Coralee Whitcomb ’83 MSCIS has spent six years as the heart of academic honesty at Bentley. At Faculty Senate meetings, she is the unabashed cheerleader for integrity. In the classroom, she is the energetic mentor who roasts marshmallows and skewers cheating. And to incoming freshmen, she is the first word on avoiding plagiarism.As the university’s first academic integrity coordinator, Whitcomb has promoted the importance of honesty to faculty and students alike.
Assets of more than $1 billion make investment management for the Jacksonville Police and Fire Pension Fund (JPFPF) a high-stakes endeavor. Bentley students got an unprecedented inside look at the client–money manager relationship during a December presentation on campus.The first-of-its-kind event took place in the university’s financial Trading Room.

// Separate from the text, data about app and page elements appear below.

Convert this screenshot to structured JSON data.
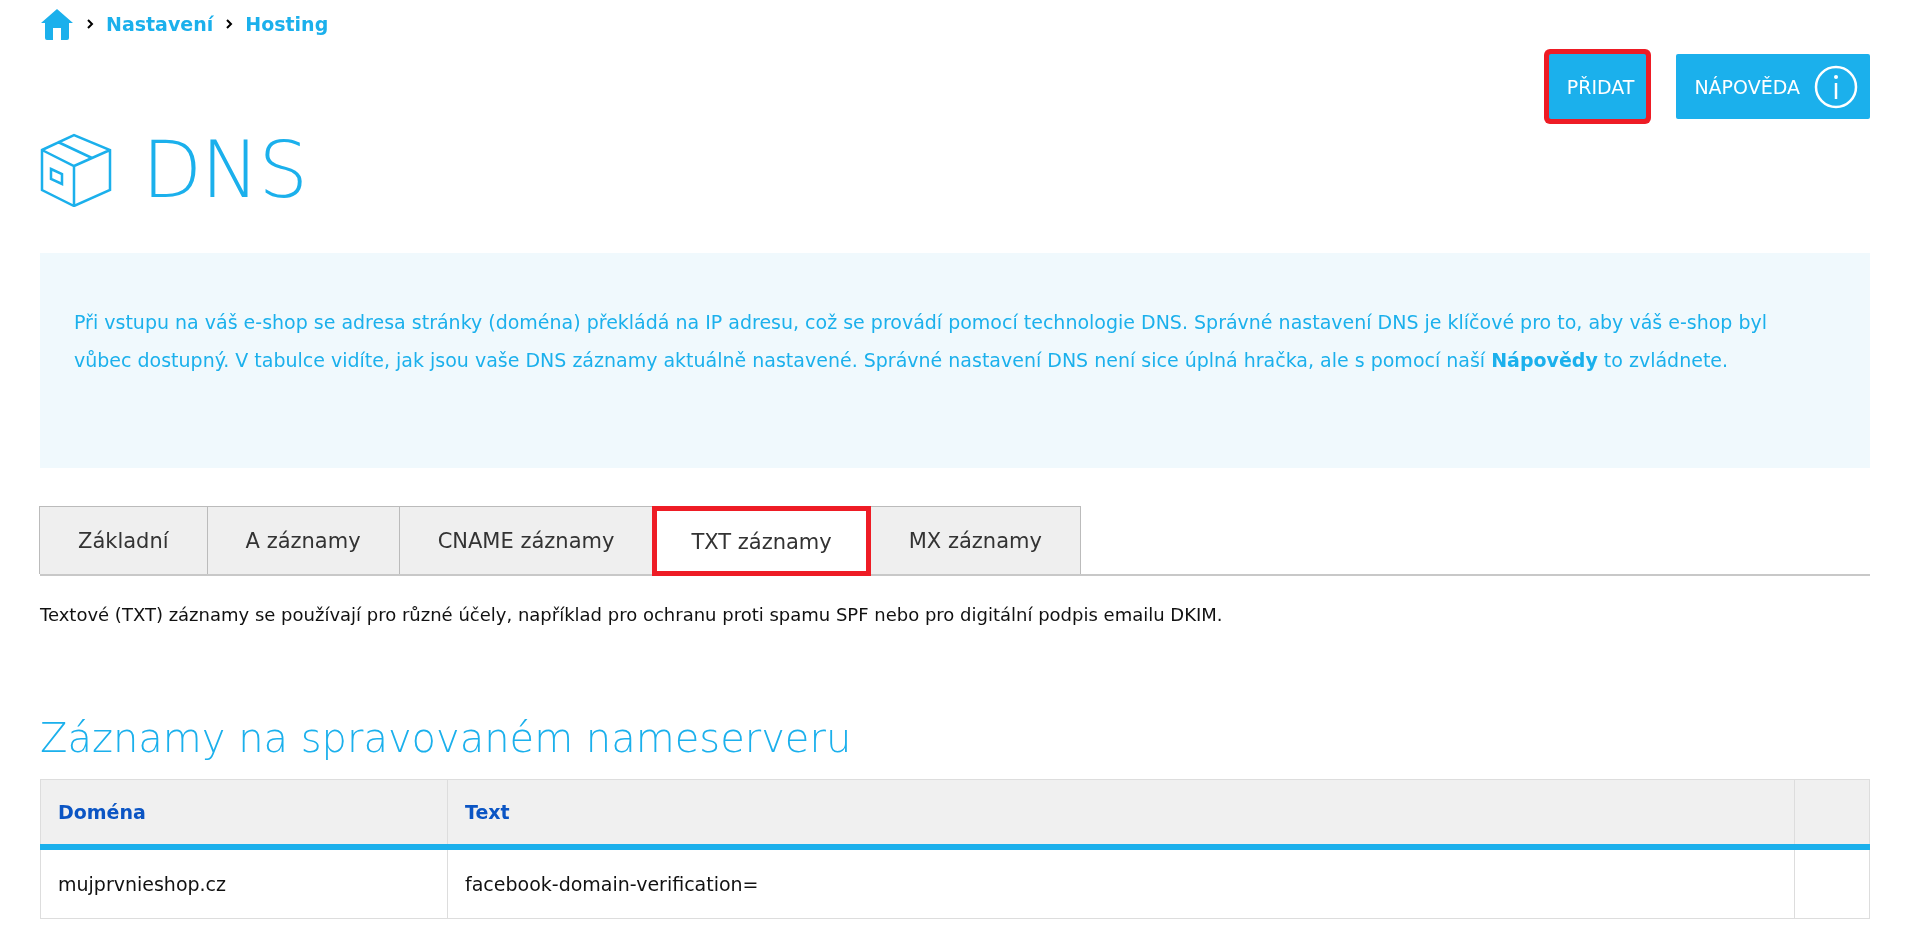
{
  "breadcrumb": {
    "items": [
      "Nastavení",
      "Hosting"
    ]
  },
  "actions": [
    {
      "label": "PŘIDAT",
      "kind": "plain",
      "highlighted": true
    },
    {
      "label": "NÁPOVĚDA",
      "kind": "info",
      "highlighted": false
    }
  ],
  "title": "DNS",
  "info": "Při vstupu na váš e-shop se adresa stránky (doména) překládá na IP adresu, což se provádí pomocí technologie DNS. Správné nastavení DNS je klíčové pro to, aby váš e-shop byl vůbec dostupný. V tabulce vidíte, jak jsou vaše DNS záznamy aktuálně nastavené. Správné nastavení DNS není sice úplná hračka, ale s pomocí naší **Nápovědy** to zvládnete.",
  "tabs": [
    {
      "label": "Základní",
      "selected": false,
      "highlighted": false
    },
    {
      "label": "A záznamy",
      "selected": false,
      "highlighted": false
    },
    {
      "label": "CNAME záznamy",
      "selected": false,
      "highlighted": false
    },
    {
      "label": "TXT záznamy",
      "selected": true,
      "highlighted": true
    },
    {
      "label": "MX záznamy",
      "selected": false,
      "highlighted": false
    }
  ],
  "tab_description": "Textové (TXT) záznamy se používají pro různé účely, například pro ochranu proti spamu SPF nebo pro digitální podpis emailu DKIM.",
  "section_title": "Záznamy na spravovaném nameserveru",
  "table": {
    "columns": [
      "Doména",
      "Text"
    ],
    "rows": [
      [
        "mujprvnieshop.cz",
        "facebook-domain-verification="
      ]
    ]
  }
}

There, portfolio managers at Eaton Vance and the Boston Company made presentations to 20 undergraduate and graduate students and to JPFPF trustee and Bentley parent Peter Sleiman.
Recent graduates need a stepped-up game plan to tackle a tough job market. “The jobs are out there, but students need to go above and beyond to get them,” observes Susan Brennan, director of undergraduate career services. “You can’t expect to stay home, submit résumés online, and get a job.”
Networking events and job fairs are prime opportunities for meeting employers and alumni, Brennan adds. “And when students are at these events, they need to be comfortable with their elevator pitch and clear about who they are.”